WHAT YOU SHOULD DO » Identify each line in the records below that contains the word "this", and copy it.

Collection entries »
==*==
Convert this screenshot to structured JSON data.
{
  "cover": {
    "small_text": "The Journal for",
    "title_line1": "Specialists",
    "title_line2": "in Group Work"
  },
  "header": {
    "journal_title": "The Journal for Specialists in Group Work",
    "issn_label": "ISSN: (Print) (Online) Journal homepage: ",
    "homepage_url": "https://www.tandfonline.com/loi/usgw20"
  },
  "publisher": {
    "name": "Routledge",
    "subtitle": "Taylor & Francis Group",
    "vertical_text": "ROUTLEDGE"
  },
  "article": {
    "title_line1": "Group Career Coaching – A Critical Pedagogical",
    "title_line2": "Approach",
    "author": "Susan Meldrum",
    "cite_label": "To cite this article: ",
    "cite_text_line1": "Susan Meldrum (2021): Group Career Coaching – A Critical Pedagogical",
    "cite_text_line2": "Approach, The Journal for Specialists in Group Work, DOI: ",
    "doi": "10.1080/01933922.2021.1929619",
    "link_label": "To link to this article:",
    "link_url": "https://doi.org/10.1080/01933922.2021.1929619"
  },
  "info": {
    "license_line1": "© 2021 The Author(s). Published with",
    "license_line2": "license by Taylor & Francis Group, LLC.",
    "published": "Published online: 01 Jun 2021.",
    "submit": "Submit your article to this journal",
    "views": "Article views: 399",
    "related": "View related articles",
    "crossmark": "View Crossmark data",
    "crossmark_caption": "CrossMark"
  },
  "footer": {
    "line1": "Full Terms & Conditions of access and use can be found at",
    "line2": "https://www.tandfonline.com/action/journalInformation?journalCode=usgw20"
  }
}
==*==
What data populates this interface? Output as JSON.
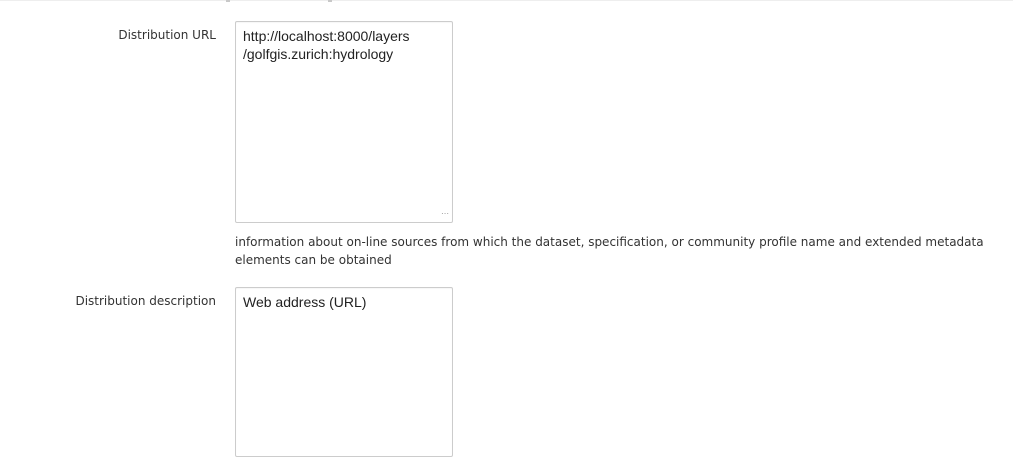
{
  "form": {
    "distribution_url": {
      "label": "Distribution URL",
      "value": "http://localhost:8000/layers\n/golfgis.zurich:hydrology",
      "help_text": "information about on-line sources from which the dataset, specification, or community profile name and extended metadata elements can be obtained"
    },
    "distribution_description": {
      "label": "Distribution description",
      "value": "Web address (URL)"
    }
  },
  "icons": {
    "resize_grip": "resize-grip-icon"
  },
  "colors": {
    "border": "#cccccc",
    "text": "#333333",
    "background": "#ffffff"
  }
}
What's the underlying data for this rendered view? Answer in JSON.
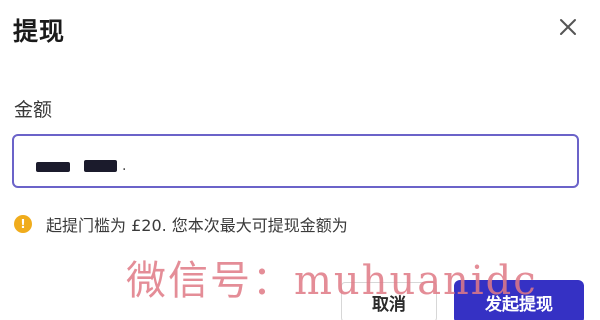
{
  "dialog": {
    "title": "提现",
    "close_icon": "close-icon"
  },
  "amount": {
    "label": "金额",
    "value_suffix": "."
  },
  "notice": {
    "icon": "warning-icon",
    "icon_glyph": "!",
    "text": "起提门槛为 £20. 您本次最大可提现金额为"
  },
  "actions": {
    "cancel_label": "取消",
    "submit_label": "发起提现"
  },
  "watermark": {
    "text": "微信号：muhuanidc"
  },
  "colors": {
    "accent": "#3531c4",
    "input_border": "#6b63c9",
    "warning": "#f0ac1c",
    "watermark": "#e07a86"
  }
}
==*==
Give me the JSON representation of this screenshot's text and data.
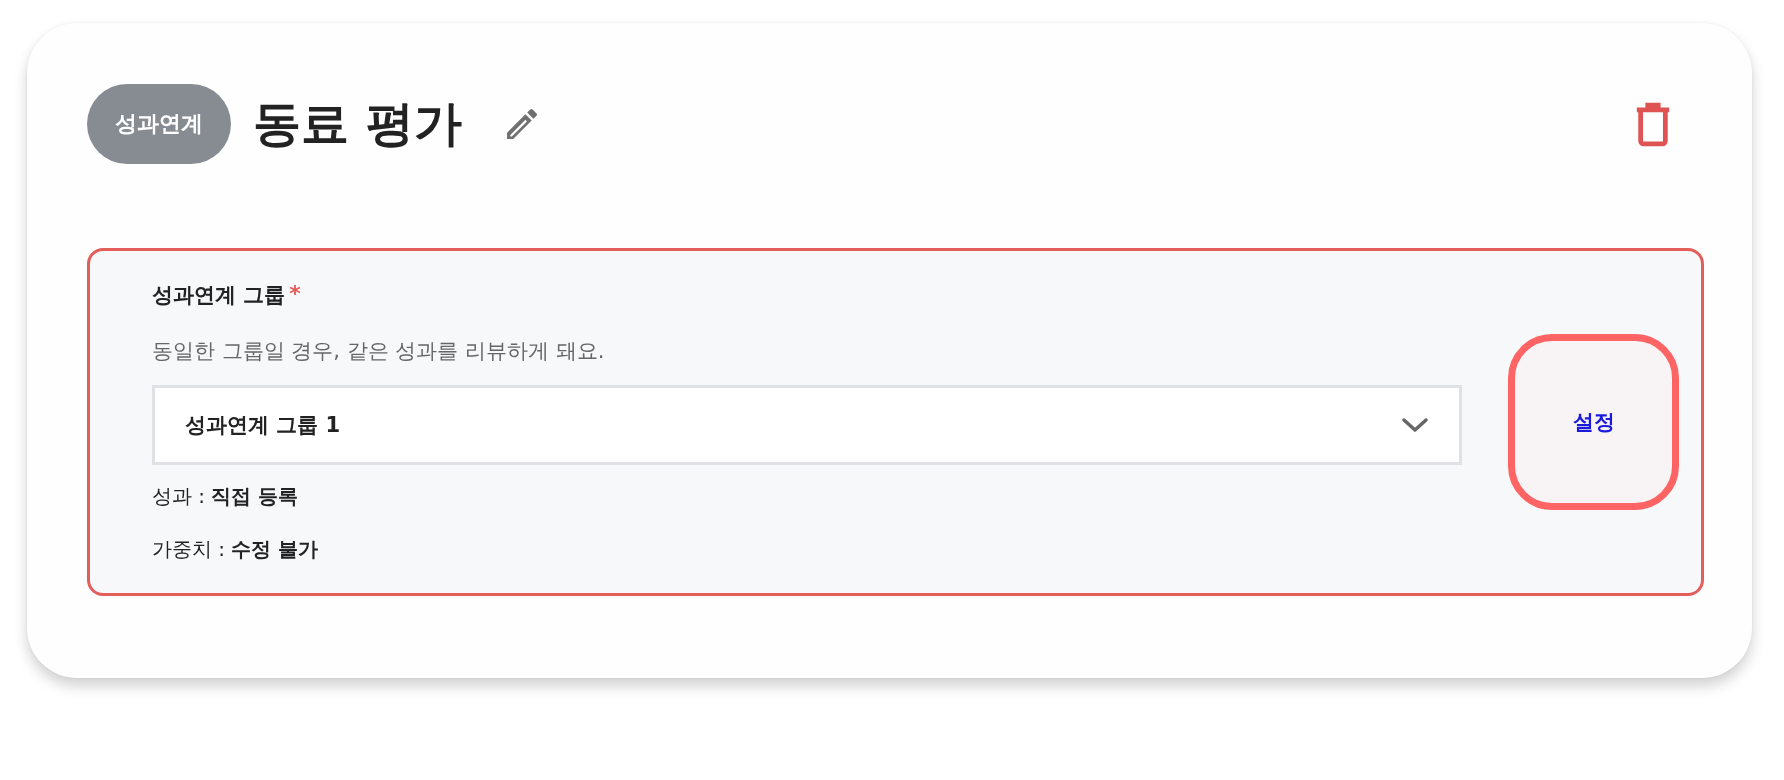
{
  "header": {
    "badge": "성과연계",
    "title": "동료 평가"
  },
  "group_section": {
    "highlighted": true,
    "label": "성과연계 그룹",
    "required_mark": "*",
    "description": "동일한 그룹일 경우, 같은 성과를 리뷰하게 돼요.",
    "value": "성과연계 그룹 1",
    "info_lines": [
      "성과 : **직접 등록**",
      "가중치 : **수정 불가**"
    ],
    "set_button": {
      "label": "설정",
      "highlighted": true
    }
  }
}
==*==
ANSWER BOX »
Convert this screenshot to structured JSON data.
    "cite_label": "To cite this article: ",
    "link_label": "To link to this article:",
    "submit": "Submit your article to this journal",
What data populates this interface? Output as JSON.
What's the underlying data for this rendered view? Answer in JSON.
Give me the JSON representation of this screenshot's text and data.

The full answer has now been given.